§ **The task**:
Pull every line that includes the word "this" from the data.
+++
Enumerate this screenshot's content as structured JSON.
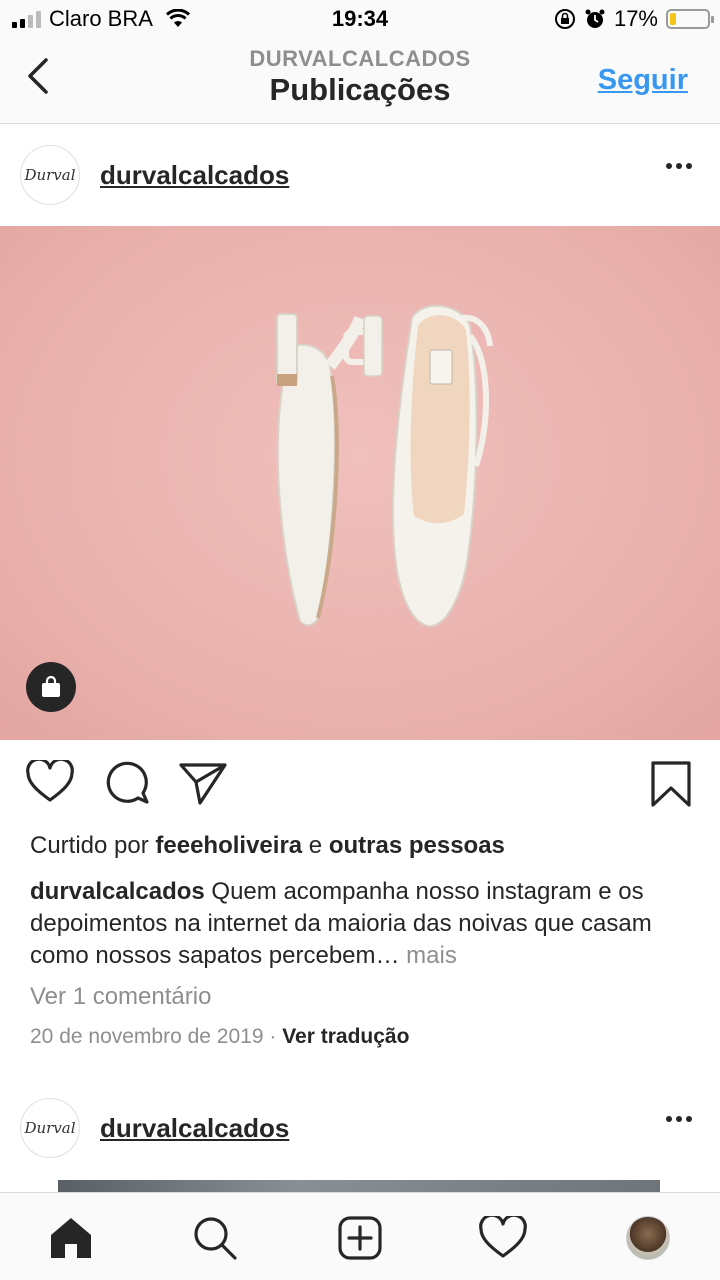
{
  "status_bar": {
    "carrier": "Claro BRA",
    "time": "19:34",
    "battery": "17%",
    "battery_level": 0.17
  },
  "header": {
    "account": "DURVALCALCADOS",
    "title": "Publicações",
    "follow_label": "Seguir"
  },
  "post": {
    "username": "durvalcalcados",
    "avatar_text": "Durval",
    "liked_by_prefix": "Curtido por ",
    "liked_by_user": "feeeholiveira",
    "liked_by_connector": " e ",
    "liked_by_others": "outras pessoas",
    "caption_user": "durvalcalcados",
    "caption_text": " Quem acompanha nosso instagram e os depoimentos na internet da maioria das noivas que casam como nossos sapatos percebem…",
    "caption_more": " mais",
    "view_comments": "Ver 1 comentário",
    "date": "20 de novembro de 2019",
    "date_separator": " · ",
    "translate_label": "Ver tradução"
  },
  "next_post": {
    "username": "durvalcalcados",
    "avatar_text": "Durval"
  },
  "icons": {
    "back": "chevron-left-icon",
    "more": "more-options-icon",
    "shop": "shopping-bag-icon",
    "like": "heart-icon",
    "comment": "comment-icon",
    "share": "send-icon",
    "save": "bookmark-icon",
    "home": "home-icon",
    "search": "search-icon",
    "new_post": "add-post-icon",
    "activity": "heart-icon",
    "profile": "profile-avatar"
  },
  "colors": {
    "link_blue": "#3897f0",
    "photo_pink": "#eab2ae",
    "battery_yellow": "#f5c518"
  }
}
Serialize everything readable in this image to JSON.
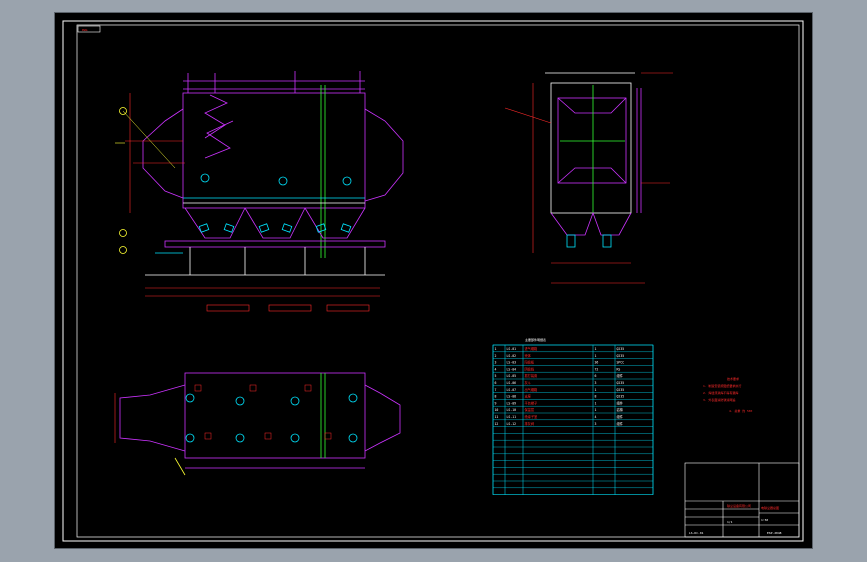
{
  "drawing": {
    "frame_tag": "DWG",
    "title_text": "ESP-2048",
    "drawing_number": "LS-DC-01",
    "note_heading": "技术要求",
    "note_lines": [
      "1. 制造安装按图纸要求执行",
      "2. 焊缝须满焊不得有漏焊",
      "3. 外表面涂防锈漆两遍",
      "4. 总重 约 58t"
    ],
    "bom_heading": "主要部件明细表",
    "bom_rows": [
      [
        "1",
        "LS-01",
        "进气烟箱",
        "1",
        "Q235"
      ],
      [
        "2",
        "LS-02",
        "壳体",
        "1",
        "Q235"
      ],
      [
        "3",
        "LS-03",
        "阳极板",
        "36",
        "SPCC"
      ],
      [
        "4",
        "LS-04",
        "阴极线",
        "72",
        "RS"
      ],
      [
        "5",
        "LS-05",
        "振打装置",
        "6",
        "组件"
      ],
      [
        "6",
        "LS-06",
        "灰斗",
        "3",
        "Q235"
      ],
      [
        "7",
        "LS-07",
        "出气烟箱",
        "1",
        "Q235"
      ],
      [
        "8",
        "LS-08",
        "支座",
        "8",
        "Q235"
      ],
      [
        "9",
        "LS-09",
        "平台梯子",
        "1",
        "组件"
      ],
      [
        "10",
        "LS-10",
        "保温层",
        "1",
        "岩棉"
      ],
      [
        "11",
        "LS-11",
        "绝缘子室",
        "4",
        "组件"
      ],
      [
        "12",
        "LS-12",
        "排灰阀",
        "3",
        "组件"
      ]
    ],
    "title_block": {
      "company": "除尘设备有限公司",
      "name": "电除尘器总图",
      "scale": "1:50",
      "sheet": "1/1"
    },
    "colors": {
      "cad_bg": "#000000",
      "frame": "#ffffff",
      "structure": "#cc33ff",
      "cyan": "#00e5ff",
      "green": "#33ff33",
      "yellow": "#ffff33",
      "red": "#ff2a2a"
    }
  }
}
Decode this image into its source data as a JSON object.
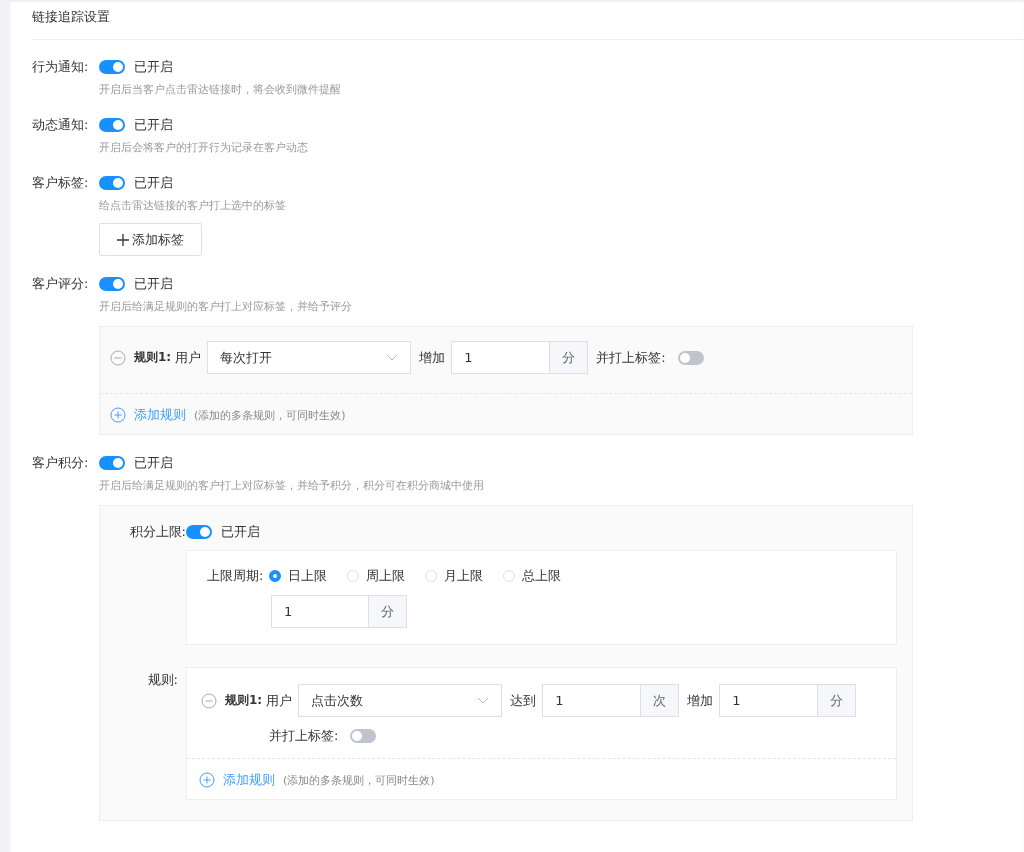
{
  "title": "链接追踪设置",
  "settings": [
    {
      "kind": "plain",
      "label": "行为通知:",
      "on": true,
      "status": "已开启",
      "hint": "开启后当客户点击雷达链接时，将会收到微件提醒"
    },
    {
      "kind": "plain",
      "label": "动态通知:",
      "on": true,
      "status": "已开启",
      "hint": "开启后会将客户的打开行为记录在客户动态"
    },
    {
      "kind": "tags",
      "label": "客户标签:",
      "on": true,
      "status": "已开启",
      "hint": "给点击雷达链接的客户打上选中的标签",
      "button": "添加标签"
    },
    {
      "kind": "score",
      "label": "客户评分:",
      "on": true,
      "status": "已开启",
      "hint": "开启后给满足规则的客户打上对应标签，并给予评分"
    },
    {
      "kind": "points",
      "label": "客户积分:",
      "on": true,
      "status": "已开启",
      "hint": "开启后给满足规则的客户打上对应标签，并给予积分，积分可在积分商城中使用"
    }
  ],
  "score": {
    "rules": [
      {
        "label": "规则1:",
        "prefix": "用户",
        "select": "每次打开",
        "action": "增加",
        "value": "1",
        "unit": "分",
        "tag_label": "并打上标签:",
        "tag_on": false
      }
    ],
    "add_rule": "添加规则",
    "add_hint": "(添加的多条规则，可同时生效)"
  },
  "points": {
    "cap": {
      "label": "积分上限:",
      "on": true,
      "status": "已开启",
      "period_label": "上限周期:",
      "periods": [
        {
          "label": "日上限",
          "selected": true
        },
        {
          "label": "周上限",
          "selected": false
        },
        {
          "label": "月上限",
          "selected": false
        },
        {
          "label": "总上限",
          "selected": false
        }
      ],
      "value": "1",
      "unit": "分"
    },
    "rules_label": "规则:",
    "rules": [
      {
        "label": "规则1:",
        "prefix": "用户",
        "select": "点击次数",
        "reach": "达到",
        "reach_value": "1",
        "reach_unit": "次",
        "action": "增加",
        "value": "1",
        "unit": "分",
        "tag_label": "并打上标签:",
        "tag_on": false
      }
    ],
    "add_rule": "添加规则",
    "add_hint": "(添加的多条规则，可同时生效)"
  }
}
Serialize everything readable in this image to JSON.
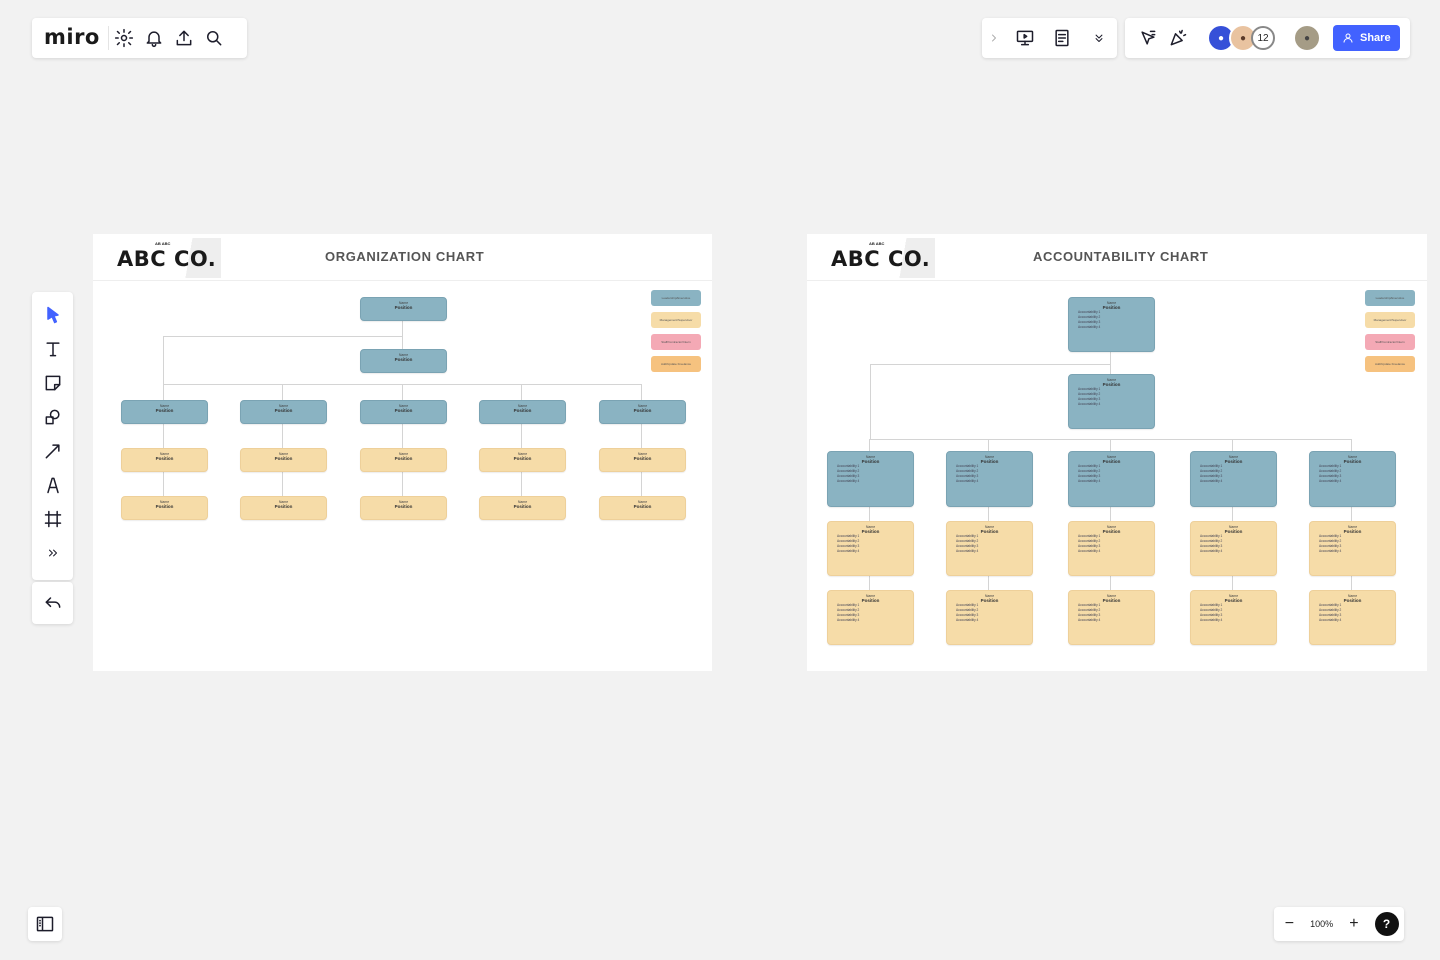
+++
§ **Answer below**:
Enumerate this screenshot's content as structured JSON.
Serialize everything readable in this image to JSON.
Decode this image into its source data as a JSON object.
Serialize everything readable in this image to JSON.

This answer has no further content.